I felt as if you were my acquaintance for a long time, though that was the first time we met. Our talk continued for a long time even after we finished drinking the coffee. I had to interrupt and wind up our conversation to reach in time for the afternoon lecture class. We parted after promising to keep in touch with each other.
When I checked my facebook account that evening, I found that you had dropped a friend request.
Wikimania 2013, the annual conference of the Wikimedia movement, had the participation of more than 60 women. As of July 30, women accounted 20 percent of online registrations for Wikimania 2013. There was a separate track for ‘Women in Wikimedia’ on Day 2 of the conference. Around 40 women participated in WikiWomen’s Luncheon which happened on the same day.

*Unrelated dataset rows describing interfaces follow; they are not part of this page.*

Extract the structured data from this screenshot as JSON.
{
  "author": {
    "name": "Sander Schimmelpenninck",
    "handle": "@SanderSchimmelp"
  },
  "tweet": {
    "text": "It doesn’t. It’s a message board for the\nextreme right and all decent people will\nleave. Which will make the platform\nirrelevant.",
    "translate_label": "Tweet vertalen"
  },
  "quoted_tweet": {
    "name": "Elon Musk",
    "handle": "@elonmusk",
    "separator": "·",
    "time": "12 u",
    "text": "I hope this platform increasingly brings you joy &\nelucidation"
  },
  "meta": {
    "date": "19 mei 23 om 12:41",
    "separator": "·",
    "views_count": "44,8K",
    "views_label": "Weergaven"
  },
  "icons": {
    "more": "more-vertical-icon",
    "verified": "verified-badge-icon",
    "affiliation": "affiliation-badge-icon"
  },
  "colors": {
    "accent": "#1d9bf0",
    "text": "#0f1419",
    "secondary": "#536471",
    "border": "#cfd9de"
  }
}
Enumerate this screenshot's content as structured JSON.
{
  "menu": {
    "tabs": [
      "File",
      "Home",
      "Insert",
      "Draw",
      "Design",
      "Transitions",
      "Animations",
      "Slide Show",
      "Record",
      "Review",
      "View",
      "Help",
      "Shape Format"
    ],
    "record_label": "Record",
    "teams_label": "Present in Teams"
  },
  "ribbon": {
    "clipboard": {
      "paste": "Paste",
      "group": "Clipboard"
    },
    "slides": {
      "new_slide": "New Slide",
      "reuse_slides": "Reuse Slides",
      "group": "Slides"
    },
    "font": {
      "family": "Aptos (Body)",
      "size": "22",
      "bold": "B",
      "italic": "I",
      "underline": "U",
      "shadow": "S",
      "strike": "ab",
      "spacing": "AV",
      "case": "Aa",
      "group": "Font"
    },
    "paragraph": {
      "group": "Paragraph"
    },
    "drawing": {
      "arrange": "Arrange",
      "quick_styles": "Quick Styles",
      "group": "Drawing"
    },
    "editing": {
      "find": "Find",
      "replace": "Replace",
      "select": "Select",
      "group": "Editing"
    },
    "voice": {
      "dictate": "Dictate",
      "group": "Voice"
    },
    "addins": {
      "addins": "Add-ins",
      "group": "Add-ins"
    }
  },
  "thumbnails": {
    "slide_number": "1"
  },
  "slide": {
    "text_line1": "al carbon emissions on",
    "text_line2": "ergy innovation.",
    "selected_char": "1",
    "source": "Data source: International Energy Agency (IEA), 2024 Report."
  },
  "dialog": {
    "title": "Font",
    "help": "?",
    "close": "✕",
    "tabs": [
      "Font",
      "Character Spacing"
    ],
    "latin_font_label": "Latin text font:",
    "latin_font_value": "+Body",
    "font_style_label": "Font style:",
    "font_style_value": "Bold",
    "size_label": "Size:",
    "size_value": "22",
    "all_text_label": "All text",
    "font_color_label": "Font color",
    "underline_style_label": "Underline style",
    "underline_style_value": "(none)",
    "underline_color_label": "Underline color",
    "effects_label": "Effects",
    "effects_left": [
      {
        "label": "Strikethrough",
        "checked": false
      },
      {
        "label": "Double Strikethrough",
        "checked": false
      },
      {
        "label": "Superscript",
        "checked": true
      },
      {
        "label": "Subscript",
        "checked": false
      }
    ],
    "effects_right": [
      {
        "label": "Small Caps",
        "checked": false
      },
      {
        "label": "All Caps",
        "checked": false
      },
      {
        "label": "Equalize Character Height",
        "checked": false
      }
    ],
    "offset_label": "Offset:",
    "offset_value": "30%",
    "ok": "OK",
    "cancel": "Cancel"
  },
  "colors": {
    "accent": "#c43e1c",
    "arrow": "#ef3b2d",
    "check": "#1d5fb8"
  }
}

The Program Committee of 11 comprised of two women, Katie Filbert and Sarah Stierch. Ellie Young facilitated and supported the organizing team in her capacity as the conference co-ordinator of Wikimedia Foundation. Katie Chan was a member of the scholarship committee of Wikimania 2013.
Keynote by Sue Gardner
The keynote on the final day of the conference was delivered by Sue Gardner, the Executive Director of Wikimedia Foundation. In response to a question from the press, she replied : “I wish we had solved the (gender gap) problem (in Wikimedia), but didn’t.”
Wikiwomen’s Luncheon , the luncheon for women attendees of Wikimania 2013, was held on the second day of the conference. Around 40 women participated in the luncheon. Conversation was facilitated by Sue Gardner. Sue told that the participation in the Wikiwomen’s Lunch has rose from 11 in Taipei, 2011 to more than 100 in Washington D.C, 2012. Gardner observed that when Wikimedia’s editor community is dominated by educated males, and expansion is by word-of-mouth, it will not “naturally grow to be as diverse as it otherwise could have been.”Sarah Stierch, the Program Evaluation Community Coordinator for the Wikimedia Foundation, shared her experiences about volunteering with the Wikimedia Foundation. Staff members of Wikimedia Deucheland passed information and distributed flyers of their upcoming Diversity Conference , which is scheduled to take place in Berlin in November.
Sue Gardner at Wikimedia 2013. By Lvova [CC-BY-SA-3.0], via Wikimedia Commons
Talks, panels, pre-conference events and workshops by women speakers were:
- Open Street Map Workshop (Katie Filbert)
- Women and non-conventional education – a study from Indian cultural context (Kavya Manohar)
- Growing the Arabic Wikipedia through the Wikipedia Education Program (LiAnna Davis)
- Encouraging the creation and development of articles about women in Ibero-America (Ivana Lysholm)
- The coolest projects of Wikimedia Chapters – be inspired (Nicole Ebber; together with Lodewijk Gelauff)
- Idea Lab Brainstorm (Siko Bouterse & Heather Walls)
- Dev Camp (Sumana Harihareswara and others)
- Promoting diversity in the German Wikipedia (Ilona Buchem)
- Towards bridging the gender gap in Indian Wikimedia Community (Jadine Lannon & Netha Hussain)
- Bridging the gender gap with women scientists (Emily Temple Wood)
Women participants in panel discussions were :
- Carmen Alcázar and Monica Mora in Wiki Loves Monuments
- Sumana Harihareswara in Transparency and Collaboration in Wikimedia Engineering
(This is an incomplete list. If you know a woman speaker at Wikimania 2013, feel free to tell me to add her name here)
1. “Wikipedia fails to bridge gender gap“ (South China Morning Post, 11 August 2013) by Keira Huang